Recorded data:
*** Begin section ***
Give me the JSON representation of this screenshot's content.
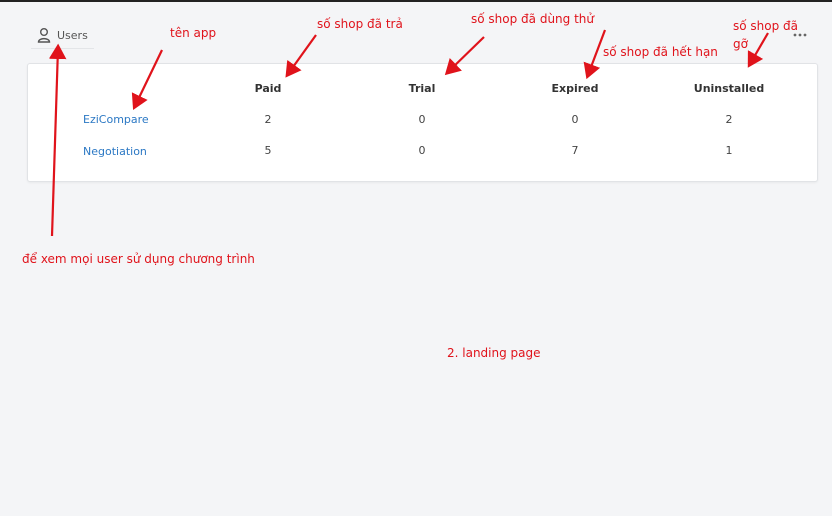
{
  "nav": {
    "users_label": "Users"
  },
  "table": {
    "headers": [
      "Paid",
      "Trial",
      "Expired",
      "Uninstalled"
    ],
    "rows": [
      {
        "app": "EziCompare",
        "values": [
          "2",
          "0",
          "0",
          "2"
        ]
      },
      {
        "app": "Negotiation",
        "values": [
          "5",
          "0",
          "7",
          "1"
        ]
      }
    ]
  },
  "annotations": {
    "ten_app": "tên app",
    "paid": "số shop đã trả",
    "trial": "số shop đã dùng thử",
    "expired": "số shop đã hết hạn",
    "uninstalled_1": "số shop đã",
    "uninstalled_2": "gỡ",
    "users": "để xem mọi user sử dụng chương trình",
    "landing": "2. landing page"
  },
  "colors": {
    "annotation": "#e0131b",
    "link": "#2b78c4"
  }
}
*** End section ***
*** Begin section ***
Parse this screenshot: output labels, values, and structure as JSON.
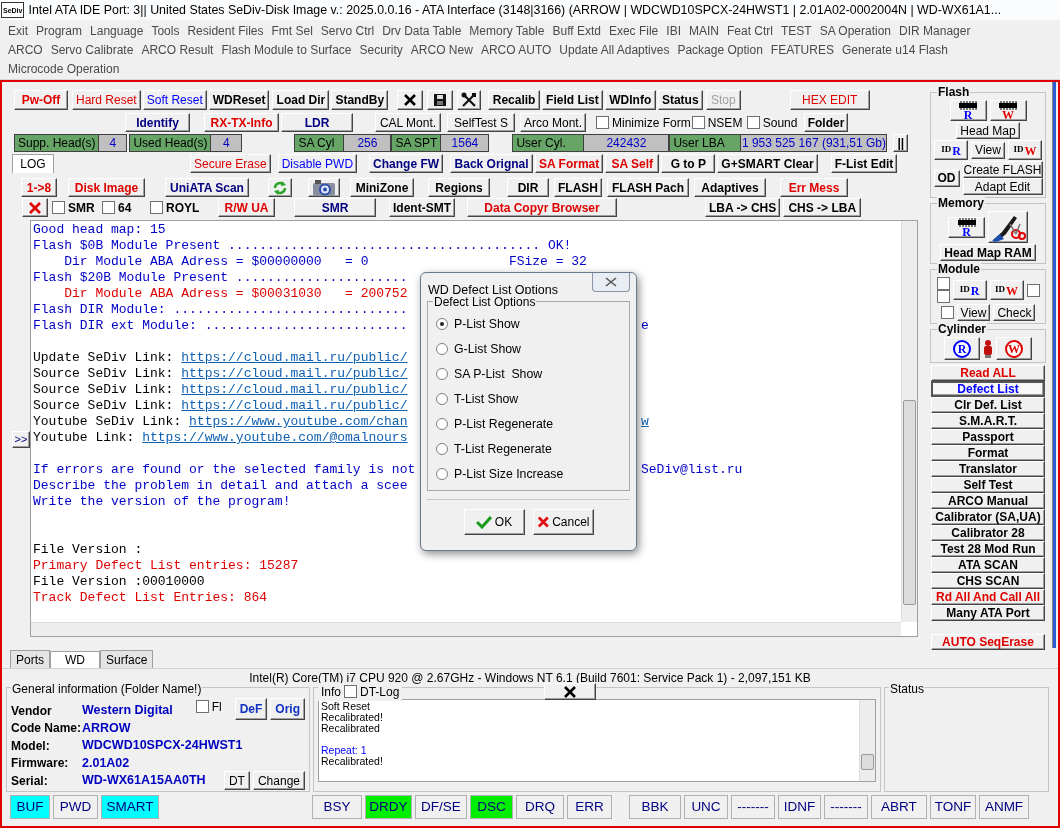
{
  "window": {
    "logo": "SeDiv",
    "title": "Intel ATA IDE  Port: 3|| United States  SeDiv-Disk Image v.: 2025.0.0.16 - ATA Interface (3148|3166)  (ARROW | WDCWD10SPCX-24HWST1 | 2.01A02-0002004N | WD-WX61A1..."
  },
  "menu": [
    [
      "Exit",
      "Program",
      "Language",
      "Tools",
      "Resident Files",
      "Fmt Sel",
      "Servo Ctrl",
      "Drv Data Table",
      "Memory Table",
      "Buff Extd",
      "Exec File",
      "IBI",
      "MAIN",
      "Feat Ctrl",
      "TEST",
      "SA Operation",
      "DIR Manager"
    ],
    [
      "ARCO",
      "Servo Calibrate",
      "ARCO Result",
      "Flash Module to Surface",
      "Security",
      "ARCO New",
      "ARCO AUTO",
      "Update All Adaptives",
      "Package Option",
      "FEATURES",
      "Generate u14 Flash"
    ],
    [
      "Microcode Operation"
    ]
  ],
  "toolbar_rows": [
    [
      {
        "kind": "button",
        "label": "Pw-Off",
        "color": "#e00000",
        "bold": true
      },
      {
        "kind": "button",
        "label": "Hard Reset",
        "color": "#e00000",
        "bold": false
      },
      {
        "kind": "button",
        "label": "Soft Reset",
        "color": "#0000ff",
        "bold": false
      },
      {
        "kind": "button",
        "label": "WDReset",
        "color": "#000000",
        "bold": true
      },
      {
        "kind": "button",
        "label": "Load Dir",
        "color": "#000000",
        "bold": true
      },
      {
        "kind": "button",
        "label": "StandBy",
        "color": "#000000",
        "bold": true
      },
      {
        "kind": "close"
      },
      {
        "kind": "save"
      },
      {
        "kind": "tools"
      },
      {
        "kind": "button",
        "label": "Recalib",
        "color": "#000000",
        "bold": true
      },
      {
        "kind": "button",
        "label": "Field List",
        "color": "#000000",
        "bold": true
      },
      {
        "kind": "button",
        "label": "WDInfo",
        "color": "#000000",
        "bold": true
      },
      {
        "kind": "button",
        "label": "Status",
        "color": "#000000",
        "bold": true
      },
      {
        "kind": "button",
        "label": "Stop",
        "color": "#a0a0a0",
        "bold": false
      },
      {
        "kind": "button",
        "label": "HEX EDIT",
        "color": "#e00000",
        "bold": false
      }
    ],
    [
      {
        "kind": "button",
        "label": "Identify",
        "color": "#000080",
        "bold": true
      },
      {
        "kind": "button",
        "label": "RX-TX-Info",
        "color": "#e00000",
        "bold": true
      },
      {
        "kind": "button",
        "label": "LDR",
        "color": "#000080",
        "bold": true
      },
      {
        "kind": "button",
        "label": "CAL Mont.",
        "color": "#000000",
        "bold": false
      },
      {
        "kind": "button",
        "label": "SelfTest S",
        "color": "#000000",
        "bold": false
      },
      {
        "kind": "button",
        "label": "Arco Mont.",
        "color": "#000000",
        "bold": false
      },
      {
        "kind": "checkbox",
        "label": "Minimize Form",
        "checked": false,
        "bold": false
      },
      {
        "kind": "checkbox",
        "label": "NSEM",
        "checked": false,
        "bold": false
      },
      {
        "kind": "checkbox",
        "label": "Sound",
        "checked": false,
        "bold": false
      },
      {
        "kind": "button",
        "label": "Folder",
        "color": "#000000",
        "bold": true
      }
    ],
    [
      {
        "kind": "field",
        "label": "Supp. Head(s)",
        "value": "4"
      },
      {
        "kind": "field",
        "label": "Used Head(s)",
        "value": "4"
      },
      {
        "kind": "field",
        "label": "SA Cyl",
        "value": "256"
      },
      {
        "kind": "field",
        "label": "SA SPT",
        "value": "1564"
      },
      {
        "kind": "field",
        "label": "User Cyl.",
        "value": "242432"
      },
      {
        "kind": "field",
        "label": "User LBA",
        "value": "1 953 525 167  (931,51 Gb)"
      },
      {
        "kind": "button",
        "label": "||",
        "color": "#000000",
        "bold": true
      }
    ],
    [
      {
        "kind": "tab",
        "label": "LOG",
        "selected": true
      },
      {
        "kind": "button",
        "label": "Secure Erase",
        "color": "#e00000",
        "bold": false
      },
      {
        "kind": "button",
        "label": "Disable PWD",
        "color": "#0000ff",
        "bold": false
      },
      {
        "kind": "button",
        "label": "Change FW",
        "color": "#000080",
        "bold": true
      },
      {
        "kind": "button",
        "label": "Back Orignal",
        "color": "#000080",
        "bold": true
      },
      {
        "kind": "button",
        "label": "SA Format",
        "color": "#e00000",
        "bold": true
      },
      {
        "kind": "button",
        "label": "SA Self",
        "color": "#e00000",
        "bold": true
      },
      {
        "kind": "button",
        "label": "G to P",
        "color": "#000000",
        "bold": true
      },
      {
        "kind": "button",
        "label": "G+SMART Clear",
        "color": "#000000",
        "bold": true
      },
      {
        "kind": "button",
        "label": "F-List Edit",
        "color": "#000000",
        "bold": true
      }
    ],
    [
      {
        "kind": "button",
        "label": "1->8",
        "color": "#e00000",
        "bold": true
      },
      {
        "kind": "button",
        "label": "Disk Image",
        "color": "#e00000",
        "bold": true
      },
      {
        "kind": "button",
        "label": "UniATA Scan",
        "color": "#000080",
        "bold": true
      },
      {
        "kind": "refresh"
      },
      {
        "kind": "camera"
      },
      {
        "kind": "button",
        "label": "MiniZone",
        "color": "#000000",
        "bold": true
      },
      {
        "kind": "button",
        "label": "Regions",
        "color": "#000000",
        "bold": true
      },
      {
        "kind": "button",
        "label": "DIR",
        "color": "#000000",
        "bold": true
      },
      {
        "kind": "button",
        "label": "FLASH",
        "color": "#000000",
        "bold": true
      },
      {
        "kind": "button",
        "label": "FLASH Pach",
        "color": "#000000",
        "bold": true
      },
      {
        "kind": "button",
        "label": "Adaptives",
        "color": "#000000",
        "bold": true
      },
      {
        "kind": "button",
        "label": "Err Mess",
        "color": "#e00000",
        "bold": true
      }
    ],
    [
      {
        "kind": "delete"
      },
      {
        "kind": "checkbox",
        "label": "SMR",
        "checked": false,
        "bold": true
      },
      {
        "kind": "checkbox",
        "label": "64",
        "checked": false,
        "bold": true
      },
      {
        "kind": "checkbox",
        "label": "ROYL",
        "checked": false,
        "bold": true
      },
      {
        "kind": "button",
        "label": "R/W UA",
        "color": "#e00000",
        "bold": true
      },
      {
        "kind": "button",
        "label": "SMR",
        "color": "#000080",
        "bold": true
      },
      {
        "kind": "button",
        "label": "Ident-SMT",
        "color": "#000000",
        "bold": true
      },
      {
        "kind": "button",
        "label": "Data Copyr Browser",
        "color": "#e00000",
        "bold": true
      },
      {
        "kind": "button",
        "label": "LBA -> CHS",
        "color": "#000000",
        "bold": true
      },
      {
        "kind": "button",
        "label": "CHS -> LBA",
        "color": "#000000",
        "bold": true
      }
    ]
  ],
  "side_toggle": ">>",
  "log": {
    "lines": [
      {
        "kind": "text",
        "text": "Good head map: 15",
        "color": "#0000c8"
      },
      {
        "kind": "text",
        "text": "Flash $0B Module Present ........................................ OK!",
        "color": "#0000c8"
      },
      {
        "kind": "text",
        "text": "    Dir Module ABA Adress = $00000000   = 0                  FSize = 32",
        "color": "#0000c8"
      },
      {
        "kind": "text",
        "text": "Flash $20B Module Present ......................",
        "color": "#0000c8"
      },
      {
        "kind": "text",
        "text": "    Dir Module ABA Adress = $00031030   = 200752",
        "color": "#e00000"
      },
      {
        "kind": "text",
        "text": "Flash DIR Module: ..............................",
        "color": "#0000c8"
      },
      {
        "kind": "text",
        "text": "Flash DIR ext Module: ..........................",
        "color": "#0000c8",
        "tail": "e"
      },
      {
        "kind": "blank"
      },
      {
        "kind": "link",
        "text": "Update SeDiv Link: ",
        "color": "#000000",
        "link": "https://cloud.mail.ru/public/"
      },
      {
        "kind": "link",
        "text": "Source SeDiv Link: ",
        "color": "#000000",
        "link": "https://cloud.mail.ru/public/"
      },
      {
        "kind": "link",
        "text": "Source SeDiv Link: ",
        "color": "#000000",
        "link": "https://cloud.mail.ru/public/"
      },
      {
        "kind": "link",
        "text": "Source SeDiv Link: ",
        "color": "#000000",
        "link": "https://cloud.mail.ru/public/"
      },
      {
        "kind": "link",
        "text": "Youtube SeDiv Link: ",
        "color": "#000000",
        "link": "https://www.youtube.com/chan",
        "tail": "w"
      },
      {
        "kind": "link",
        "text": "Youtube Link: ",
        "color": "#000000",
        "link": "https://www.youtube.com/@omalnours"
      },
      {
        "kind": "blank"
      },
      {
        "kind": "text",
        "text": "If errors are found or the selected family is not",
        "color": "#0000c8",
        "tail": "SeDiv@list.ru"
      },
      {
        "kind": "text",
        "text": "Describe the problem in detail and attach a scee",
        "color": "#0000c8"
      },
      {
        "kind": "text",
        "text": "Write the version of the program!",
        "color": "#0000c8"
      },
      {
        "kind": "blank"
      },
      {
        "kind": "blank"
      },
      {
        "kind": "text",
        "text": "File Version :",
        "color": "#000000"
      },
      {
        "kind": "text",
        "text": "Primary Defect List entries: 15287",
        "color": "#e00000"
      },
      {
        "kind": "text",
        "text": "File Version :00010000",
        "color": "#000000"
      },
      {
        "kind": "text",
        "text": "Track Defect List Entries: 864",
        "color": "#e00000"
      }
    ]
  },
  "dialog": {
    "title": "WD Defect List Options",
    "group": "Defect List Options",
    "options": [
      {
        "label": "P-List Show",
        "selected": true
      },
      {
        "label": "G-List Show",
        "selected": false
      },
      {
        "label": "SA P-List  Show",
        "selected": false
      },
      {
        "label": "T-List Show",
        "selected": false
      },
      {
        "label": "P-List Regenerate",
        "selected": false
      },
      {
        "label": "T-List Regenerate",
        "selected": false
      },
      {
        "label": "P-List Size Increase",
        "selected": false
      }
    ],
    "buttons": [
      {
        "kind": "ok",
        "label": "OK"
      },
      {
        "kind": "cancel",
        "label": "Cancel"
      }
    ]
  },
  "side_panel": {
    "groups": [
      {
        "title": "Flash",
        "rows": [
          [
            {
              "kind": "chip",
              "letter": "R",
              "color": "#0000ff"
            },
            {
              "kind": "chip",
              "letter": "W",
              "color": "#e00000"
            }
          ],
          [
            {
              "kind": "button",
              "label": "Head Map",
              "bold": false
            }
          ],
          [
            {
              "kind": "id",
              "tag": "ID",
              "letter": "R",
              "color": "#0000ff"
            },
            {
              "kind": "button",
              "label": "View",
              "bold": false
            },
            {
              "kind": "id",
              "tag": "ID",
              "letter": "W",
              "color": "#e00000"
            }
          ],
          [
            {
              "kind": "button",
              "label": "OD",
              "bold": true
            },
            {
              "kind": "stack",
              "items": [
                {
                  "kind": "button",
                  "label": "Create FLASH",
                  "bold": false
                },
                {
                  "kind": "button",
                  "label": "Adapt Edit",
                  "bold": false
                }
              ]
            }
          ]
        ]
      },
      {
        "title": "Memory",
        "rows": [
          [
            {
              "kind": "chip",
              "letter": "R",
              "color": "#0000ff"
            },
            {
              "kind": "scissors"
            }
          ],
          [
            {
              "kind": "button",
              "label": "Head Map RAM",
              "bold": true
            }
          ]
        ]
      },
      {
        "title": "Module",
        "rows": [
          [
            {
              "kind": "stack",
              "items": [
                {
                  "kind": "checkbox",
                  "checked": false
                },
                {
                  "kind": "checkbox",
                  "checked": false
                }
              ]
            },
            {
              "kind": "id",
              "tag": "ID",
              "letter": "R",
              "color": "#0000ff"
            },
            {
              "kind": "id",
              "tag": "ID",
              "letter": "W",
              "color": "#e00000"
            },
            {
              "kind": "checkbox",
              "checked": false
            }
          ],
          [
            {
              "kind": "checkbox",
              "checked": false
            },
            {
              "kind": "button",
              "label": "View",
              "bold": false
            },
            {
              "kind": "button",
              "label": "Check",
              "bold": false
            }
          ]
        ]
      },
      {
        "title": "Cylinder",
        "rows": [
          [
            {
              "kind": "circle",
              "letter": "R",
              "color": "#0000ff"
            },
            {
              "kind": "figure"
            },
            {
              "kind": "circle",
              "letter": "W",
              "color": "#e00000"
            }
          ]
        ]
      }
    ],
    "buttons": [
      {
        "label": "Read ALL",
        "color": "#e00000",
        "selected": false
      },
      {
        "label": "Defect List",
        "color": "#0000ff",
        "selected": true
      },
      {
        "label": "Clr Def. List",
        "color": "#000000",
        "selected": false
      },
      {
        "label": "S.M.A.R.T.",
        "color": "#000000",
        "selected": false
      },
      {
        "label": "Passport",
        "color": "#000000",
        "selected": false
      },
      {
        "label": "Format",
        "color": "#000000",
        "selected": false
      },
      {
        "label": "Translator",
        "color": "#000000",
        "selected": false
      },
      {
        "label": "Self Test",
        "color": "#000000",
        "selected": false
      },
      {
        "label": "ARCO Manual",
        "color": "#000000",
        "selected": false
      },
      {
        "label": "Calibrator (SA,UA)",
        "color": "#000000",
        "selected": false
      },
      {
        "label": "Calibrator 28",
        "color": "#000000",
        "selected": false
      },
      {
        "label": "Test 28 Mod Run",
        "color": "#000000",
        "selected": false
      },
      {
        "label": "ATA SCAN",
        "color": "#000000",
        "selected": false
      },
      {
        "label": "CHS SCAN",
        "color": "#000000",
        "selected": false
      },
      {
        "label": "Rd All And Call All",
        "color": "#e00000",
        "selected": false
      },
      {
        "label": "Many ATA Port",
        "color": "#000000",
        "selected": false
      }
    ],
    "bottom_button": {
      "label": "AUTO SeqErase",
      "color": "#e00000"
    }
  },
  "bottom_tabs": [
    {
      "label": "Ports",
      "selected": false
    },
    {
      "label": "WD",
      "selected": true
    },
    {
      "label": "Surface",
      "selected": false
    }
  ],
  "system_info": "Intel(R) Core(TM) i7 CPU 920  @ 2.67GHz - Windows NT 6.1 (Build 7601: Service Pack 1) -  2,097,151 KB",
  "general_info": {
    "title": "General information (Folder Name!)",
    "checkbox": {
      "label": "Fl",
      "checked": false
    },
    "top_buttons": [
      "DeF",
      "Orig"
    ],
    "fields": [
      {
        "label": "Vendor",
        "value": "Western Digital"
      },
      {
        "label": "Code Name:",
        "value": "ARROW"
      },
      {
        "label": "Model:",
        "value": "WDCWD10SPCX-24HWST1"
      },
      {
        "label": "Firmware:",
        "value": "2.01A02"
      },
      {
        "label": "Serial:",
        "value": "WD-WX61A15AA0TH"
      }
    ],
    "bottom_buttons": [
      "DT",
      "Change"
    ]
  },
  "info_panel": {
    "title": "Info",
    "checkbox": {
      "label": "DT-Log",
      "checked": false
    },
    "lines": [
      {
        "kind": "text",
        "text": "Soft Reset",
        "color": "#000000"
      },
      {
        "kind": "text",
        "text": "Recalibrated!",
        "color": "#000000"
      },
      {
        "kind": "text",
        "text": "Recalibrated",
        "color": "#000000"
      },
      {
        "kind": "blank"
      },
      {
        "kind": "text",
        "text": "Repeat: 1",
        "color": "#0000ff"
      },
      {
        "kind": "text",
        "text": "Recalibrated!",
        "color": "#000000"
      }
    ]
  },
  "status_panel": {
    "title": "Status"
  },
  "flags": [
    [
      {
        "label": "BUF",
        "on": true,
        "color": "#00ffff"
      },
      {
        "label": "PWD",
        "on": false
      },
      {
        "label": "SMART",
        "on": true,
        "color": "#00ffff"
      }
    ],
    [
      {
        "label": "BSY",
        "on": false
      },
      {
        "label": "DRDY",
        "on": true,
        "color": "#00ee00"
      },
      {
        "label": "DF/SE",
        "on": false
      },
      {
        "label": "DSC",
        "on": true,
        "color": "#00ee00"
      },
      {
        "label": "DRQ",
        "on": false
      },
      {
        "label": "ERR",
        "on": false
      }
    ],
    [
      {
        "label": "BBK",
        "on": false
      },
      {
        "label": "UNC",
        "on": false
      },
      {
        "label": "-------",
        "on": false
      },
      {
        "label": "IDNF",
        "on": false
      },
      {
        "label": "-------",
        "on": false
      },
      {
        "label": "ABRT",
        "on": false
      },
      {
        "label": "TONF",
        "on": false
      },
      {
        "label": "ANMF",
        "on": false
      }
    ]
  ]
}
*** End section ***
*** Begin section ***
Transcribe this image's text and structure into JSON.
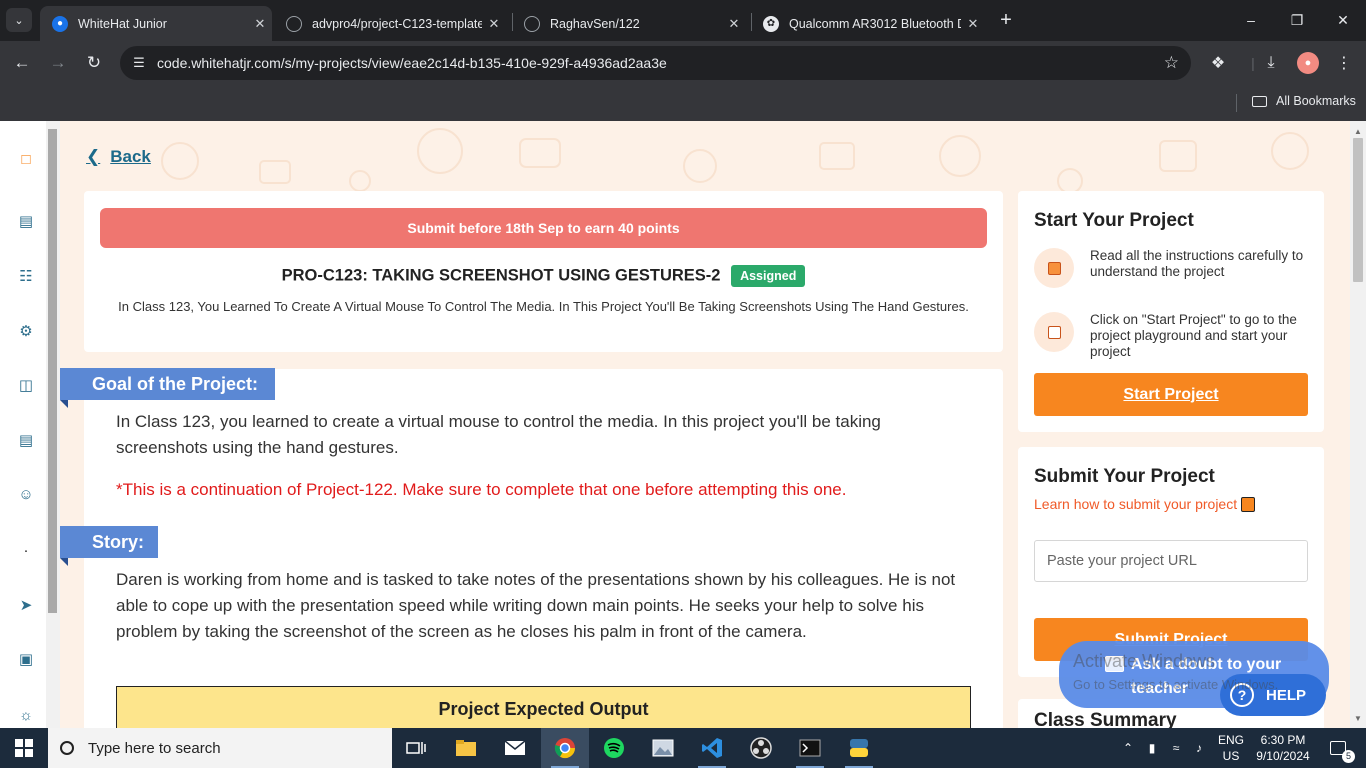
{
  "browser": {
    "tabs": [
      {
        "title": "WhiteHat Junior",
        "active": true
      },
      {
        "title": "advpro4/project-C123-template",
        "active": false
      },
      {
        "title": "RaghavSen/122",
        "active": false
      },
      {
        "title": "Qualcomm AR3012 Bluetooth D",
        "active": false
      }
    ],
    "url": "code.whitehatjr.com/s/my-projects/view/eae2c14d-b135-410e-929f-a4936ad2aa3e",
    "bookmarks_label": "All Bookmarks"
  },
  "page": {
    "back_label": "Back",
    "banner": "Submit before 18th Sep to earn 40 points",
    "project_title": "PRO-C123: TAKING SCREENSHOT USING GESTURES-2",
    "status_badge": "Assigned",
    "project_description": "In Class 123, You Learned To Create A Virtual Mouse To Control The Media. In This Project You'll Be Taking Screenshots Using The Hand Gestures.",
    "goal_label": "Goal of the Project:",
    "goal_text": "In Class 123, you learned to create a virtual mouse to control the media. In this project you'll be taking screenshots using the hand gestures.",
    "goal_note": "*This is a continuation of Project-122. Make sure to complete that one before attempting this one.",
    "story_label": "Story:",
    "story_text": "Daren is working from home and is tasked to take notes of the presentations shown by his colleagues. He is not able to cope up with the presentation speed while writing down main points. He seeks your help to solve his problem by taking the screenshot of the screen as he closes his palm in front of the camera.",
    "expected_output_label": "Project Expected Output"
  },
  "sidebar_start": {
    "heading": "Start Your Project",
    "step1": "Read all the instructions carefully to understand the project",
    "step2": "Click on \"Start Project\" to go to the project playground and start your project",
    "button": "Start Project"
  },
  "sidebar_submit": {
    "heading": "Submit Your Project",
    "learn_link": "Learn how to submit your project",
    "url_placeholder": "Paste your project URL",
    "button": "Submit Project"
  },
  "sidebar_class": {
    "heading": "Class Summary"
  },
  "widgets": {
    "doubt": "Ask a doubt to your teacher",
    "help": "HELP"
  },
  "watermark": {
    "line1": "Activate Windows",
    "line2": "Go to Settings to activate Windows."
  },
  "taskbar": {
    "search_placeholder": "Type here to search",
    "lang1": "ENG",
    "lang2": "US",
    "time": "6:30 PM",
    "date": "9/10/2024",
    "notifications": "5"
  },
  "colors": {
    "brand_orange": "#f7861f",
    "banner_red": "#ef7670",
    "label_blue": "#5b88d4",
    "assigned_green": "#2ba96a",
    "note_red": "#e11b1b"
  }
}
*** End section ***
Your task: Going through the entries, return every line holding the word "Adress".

Output below:
        "text": "    Dir Module ABA Adress = $00000000   = 0                  FSize = 32",
        "text": "    Dir Module ABA Adress = $00031030   = 200752",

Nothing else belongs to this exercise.